The priest traced the goings-on to Wayne Manor and offers his services to help in a cure. It turns out that while the Dynamic Duo are facing a vampire-like curse with all the classic symptoms, their state as “vampiri” are not quite the same. We’ve already had hints to this, as Batman still cast a reflection after being infected. Father Green has been tracking the original vampire, Dala’s master, for some time and can affect a cure. The question is…can he do so in time?
What happens next I am not going to say. To do so would be the equivalent of introducing a friend to the movie The Sixth Sense and prefacing it by spouting the big reveal at its climax. So if it’s Heroic Halloween Horror you’re after, I urge you to seek out this story and devour it for yourself. It has heroes, vampires, mysterious characters, the perfect guest appearance by Christopher Chance the Human Target, and master assassin Deadshot. Rarely will you read a more satisfying conclusion to a nail-biter story. Be warned, the vampires are only the beginning.
As for what’s next for us, be sure to read Part 2 of this article to see where horror intrudes next.
Brian Douglas Ahern (Briz), a cartoonist best known for his long-running strip The Adventures of Bumpkin Buzz, writes reviews for Prism and is also a photographer and a certified hypnotist. He's presently working with fellow Prism-featured creator Randall Kirby on an adventure/humor comic book featuring gay characters. Brian's videos of his cartoons and hypnosis can be seen at http://www.youtube.com/user/BrizyComics.

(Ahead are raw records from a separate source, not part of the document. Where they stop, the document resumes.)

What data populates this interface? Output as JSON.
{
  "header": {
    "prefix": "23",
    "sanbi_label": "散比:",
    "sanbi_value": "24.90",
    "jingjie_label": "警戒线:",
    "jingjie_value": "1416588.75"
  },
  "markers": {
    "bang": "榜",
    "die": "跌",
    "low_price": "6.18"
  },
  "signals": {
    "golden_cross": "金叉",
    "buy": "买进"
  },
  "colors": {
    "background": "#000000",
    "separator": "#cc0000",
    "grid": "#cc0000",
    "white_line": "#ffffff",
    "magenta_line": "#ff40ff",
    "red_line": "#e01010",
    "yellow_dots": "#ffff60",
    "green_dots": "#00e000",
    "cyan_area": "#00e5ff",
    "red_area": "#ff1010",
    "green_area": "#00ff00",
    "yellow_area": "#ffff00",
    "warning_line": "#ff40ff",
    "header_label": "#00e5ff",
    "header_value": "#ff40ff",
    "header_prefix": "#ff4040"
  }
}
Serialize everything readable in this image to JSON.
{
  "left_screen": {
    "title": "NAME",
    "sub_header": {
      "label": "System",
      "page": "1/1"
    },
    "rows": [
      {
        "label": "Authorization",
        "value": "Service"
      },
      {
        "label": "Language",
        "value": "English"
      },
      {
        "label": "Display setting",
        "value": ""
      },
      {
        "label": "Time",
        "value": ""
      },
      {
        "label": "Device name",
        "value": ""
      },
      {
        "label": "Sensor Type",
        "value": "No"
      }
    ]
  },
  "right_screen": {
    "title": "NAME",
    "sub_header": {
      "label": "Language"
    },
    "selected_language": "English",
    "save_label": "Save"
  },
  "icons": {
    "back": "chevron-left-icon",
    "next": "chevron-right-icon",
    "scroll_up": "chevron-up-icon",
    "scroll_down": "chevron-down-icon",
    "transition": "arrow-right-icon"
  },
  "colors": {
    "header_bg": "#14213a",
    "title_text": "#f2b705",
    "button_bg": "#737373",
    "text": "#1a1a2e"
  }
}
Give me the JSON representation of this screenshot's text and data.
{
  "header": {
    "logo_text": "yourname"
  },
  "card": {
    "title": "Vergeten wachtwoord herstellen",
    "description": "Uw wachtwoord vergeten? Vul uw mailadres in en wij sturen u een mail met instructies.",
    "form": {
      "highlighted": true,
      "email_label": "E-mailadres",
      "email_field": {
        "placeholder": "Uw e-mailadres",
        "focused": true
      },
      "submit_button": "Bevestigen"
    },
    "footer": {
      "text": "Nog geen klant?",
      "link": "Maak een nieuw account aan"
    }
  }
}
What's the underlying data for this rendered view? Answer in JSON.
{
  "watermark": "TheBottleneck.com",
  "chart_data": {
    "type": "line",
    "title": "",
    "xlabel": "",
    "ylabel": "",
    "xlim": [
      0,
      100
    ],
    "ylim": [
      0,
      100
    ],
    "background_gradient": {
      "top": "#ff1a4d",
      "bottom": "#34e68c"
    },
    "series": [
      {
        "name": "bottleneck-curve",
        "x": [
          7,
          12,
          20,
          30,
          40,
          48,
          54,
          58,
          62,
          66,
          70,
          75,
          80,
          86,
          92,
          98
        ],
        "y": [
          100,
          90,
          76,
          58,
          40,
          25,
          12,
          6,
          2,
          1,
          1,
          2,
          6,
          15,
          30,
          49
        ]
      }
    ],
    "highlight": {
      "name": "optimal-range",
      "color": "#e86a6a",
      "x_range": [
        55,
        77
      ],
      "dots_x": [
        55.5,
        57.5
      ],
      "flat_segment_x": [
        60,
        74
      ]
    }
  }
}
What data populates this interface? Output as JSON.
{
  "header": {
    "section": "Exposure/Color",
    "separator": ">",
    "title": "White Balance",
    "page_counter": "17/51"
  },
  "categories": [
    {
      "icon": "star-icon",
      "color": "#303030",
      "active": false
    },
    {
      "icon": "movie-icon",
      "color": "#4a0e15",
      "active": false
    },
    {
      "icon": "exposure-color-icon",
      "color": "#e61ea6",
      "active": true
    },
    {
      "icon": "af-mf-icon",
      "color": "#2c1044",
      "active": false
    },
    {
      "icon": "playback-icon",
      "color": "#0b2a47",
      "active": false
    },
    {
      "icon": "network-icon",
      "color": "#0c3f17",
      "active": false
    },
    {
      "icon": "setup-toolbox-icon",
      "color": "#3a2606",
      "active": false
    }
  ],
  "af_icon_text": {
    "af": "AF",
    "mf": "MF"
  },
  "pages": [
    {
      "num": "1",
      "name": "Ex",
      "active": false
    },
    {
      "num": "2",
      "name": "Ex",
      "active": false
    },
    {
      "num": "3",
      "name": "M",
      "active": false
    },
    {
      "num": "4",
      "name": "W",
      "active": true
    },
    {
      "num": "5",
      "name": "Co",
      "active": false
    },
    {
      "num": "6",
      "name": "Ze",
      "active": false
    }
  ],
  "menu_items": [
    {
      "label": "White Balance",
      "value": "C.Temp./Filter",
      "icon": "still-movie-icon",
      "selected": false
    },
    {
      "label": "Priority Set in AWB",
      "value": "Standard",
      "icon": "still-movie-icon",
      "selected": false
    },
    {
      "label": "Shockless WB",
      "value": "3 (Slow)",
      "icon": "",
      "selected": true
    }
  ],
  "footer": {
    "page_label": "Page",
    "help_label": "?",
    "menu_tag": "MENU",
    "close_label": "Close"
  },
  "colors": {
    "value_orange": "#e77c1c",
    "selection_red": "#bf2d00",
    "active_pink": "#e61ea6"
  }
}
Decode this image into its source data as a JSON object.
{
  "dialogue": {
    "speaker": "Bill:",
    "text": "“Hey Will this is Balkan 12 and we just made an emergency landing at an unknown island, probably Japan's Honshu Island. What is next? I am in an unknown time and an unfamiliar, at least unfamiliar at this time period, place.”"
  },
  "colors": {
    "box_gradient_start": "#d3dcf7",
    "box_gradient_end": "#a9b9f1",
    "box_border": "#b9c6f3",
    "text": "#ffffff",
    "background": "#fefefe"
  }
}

Prism Comics promotes the works of the LGBT community in comics. It does not implicitly endorse any other material or products associated with those works. Any opinions expressed are those of the author(s).